● **ACTIVITY**
Below is a block of entries; repeat all of it exactly but omit the pictures.

● **LISTED RECORDS**
━━━━━━
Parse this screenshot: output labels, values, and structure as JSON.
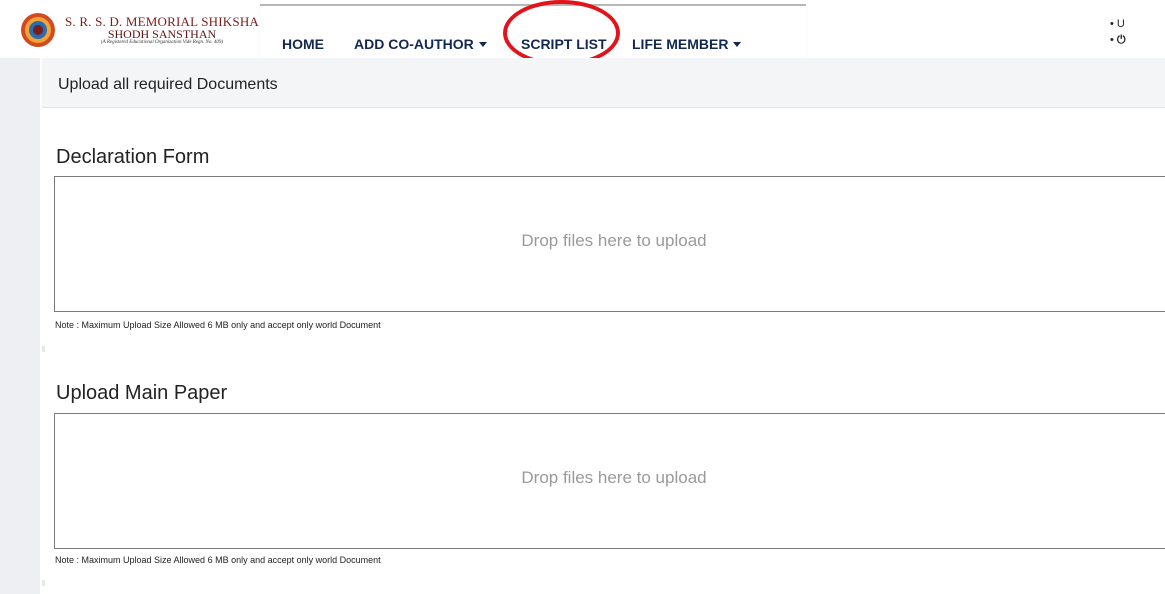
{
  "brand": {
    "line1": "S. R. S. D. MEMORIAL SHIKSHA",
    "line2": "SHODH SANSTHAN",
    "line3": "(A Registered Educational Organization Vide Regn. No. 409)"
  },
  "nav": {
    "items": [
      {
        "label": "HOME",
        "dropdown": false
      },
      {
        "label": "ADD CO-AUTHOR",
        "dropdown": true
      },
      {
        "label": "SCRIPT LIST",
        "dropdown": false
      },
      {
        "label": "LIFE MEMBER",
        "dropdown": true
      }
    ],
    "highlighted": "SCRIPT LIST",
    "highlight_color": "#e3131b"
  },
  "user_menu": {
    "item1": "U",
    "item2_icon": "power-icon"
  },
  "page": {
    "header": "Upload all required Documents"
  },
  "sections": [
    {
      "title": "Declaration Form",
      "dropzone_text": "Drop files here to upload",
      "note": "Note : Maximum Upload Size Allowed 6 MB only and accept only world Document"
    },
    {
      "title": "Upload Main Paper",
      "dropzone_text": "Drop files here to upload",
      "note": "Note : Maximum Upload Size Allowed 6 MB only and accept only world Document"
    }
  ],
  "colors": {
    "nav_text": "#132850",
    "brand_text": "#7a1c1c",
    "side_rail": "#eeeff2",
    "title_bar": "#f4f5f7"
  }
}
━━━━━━
● **RESPONSE BOX**
Parse this screenshot: output labels, values, and structure as JSON.
{
  "brand": {
    "line1": "S. R. S. D. MEMORIAL SHIKSHA",
    "line2": "SHODH SANSTHAN",
    "line3": "(A Registered Educational Organization Vide Regn. No. 409)"
  },
  "nav": {
    "items": [
      {
        "label": "HOME",
        "dropdown": false
      },
      {
        "label": "ADD CO-AUTHOR",
        "dropdown": true
      },
      {
        "label": "SCRIPT LIST",
        "dropdown": false
      },
      {
        "label": "LIFE MEMBER",
        "dropdown": true
      }
    ],
    "highlighted": "SCRIPT LIST",
    "highlight_color": "#e3131b"
  },
  "user_menu": {
    "item1": "U",
    "item2_icon": "power-icon"
  },
  "page": {
    "header": "Upload all required Documents"
  },
  "sections": [
    {
      "title": "Declaration Form",
      "dropzone_text": "Drop files here to upload",
      "note": "Note : Maximum Upload Size Allowed 6 MB only and accept only world Document"
    },
    {
      "title": "Upload Main Paper",
      "dropzone_text": "Drop files here to upload",
      "note": "Note : Maximum Upload Size Allowed 6 MB only and accept only world Document"
    }
  ],
  "colors": {
    "nav_text": "#132850",
    "brand_text": "#7a1c1c",
    "side_rail": "#eeeff2",
    "title_bar": "#f4f5f7"
  }
}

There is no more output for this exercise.